Norwood’s highway grew during the just-completed study to an estimated $5 billion federal pork project (and heaven knows what the real cost would have been if this had entailed 21st Century mountain tunneling). Perhaps foreseeing that, Norwood moved to make his idea acceptable to conservatives by naming it for an Army division. It was to have been the “3rd Infantry Division Highway.”  

In addition, he appears to have sought to make this a fait accompli in U.S. taxpayers’ minds by designating it “Interstate 3.”  This occurred despite an earnest appeal on the FHWA web site asking citizens to not pre-name interstates.

Quarries, contractors, heavy-equipment operators, developers, realtors, innkeepers, restaurateurs, and retailers including service stations and convenience stores all stood to benefit richly from the new interstate.

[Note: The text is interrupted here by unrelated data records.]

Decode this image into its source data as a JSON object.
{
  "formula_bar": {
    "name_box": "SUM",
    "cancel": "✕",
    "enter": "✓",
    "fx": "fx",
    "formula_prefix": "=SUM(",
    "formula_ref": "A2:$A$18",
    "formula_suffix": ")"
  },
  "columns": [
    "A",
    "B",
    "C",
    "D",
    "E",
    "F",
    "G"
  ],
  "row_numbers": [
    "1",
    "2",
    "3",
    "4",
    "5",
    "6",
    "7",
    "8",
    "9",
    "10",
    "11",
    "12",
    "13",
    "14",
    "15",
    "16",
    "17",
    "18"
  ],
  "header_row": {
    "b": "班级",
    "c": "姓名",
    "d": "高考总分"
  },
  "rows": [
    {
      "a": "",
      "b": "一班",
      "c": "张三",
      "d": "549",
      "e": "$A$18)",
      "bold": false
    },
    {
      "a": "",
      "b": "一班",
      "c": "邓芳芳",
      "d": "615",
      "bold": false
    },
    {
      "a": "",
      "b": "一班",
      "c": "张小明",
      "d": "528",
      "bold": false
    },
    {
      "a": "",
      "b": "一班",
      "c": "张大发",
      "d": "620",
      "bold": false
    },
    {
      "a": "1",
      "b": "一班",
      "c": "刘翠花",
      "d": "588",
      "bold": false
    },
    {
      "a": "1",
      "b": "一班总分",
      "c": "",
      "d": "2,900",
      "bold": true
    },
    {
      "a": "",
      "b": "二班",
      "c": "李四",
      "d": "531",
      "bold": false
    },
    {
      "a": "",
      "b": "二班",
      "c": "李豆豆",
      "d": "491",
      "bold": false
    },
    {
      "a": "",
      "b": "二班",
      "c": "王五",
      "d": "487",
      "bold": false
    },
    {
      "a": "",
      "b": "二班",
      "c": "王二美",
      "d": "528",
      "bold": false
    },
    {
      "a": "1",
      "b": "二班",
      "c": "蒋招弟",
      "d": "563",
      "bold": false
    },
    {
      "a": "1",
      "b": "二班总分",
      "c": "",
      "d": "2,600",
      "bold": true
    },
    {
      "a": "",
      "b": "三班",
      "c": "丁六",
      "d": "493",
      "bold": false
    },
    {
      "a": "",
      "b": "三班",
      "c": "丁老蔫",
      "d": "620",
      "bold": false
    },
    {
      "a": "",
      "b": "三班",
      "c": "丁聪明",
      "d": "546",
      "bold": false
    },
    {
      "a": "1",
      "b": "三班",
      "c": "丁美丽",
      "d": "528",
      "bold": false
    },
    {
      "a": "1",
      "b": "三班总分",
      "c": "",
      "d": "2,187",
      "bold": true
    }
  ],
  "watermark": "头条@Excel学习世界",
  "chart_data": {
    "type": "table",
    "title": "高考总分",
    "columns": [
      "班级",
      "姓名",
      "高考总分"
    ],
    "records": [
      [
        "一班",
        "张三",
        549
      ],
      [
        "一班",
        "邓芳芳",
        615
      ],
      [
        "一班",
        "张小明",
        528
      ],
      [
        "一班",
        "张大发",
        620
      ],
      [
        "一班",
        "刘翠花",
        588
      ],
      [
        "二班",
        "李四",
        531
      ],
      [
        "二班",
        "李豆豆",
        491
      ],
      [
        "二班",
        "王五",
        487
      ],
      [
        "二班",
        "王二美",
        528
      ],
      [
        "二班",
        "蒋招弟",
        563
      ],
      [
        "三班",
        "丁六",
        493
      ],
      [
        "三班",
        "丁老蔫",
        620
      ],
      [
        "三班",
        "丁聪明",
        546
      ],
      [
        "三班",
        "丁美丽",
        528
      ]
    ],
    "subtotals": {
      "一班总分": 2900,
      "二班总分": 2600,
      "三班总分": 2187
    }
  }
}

Bill Kendall, the sole commissioner of rural Towns County, Ga., at the top of the state, is the only politician here in the Blue Ridge that I heard oppose “I-3.”   He’s a tall, laconic former coach and school superintendent.

[imgcontainer left] [img:norwood.jpeg] The late Rep. Charlie Norwood of Georgia, who started planning for Interstate 3 with a 2005 earmark.

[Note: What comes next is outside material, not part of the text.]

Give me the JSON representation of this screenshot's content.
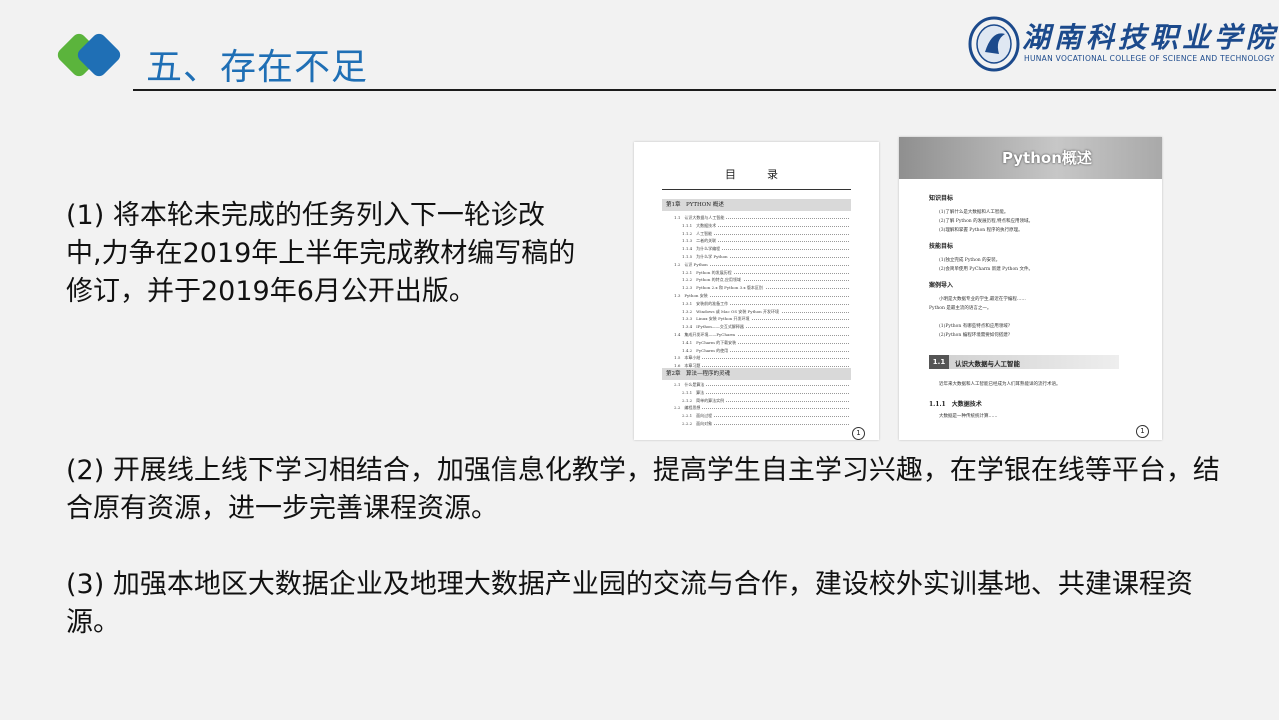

“I-3” would devastate our mountains,” Kendall said.

A Road Meets Many Roadblocks

During seven years of what appears to have been a perfunctory review by FHWA and an Expert Working Group, the proposal drove into many problems.  Not the least was the fact that along that oblique N/NW path from Dr. Norwood’s hometown sprawls the expanse of a large federal set-aside, namely the Great Smoky Mountains National Park, 521,621 acres.

In a kind of mercy killing, the Federal Highway Administration reported to Congress Feb. 28: 

• “The I-3 project’s impacts within a national park, extreme mountainous terrain, or avoiding control points represent fatal flaws…”

• “The Southern Appalachians contain a dense mixture of small mountain communities, sensitive environmental resources, and federally managed lands…”

• “Members of the public and the Expert Working Group have repeatedly expressed concern there is no purpose for the 3rd Infantry Division highway corridor between Savannah, Augusta, and Knoxville. Limited support for it is built upon improved economic development and safety.”

The cost estimate for I-3 ultimately reached $4.845 billion. 

A Perfunctory Study, With Errors

As recently as 2011, the study was using a PowerPoint computer slide show locating U.S. 441 Newfound Gap Road adjacent to the Great Smoky Mountain National Park, instead of bisecting it, which it does – as millions of visitors would have attested if only asked.

WaysSouth (formerly Stop I-3) of Tiger, Ga. was the only non-profit organization to be included in what was called the Expert Working Group.  Jim Grode was its employee.  It was he who helped his fellow experts become clear on the true path of U.S. 441— straight through the national park.

In addition, according to meeting minutes, Grode showed how two of four talked-about routes would have traversed 5,000-foot peaks.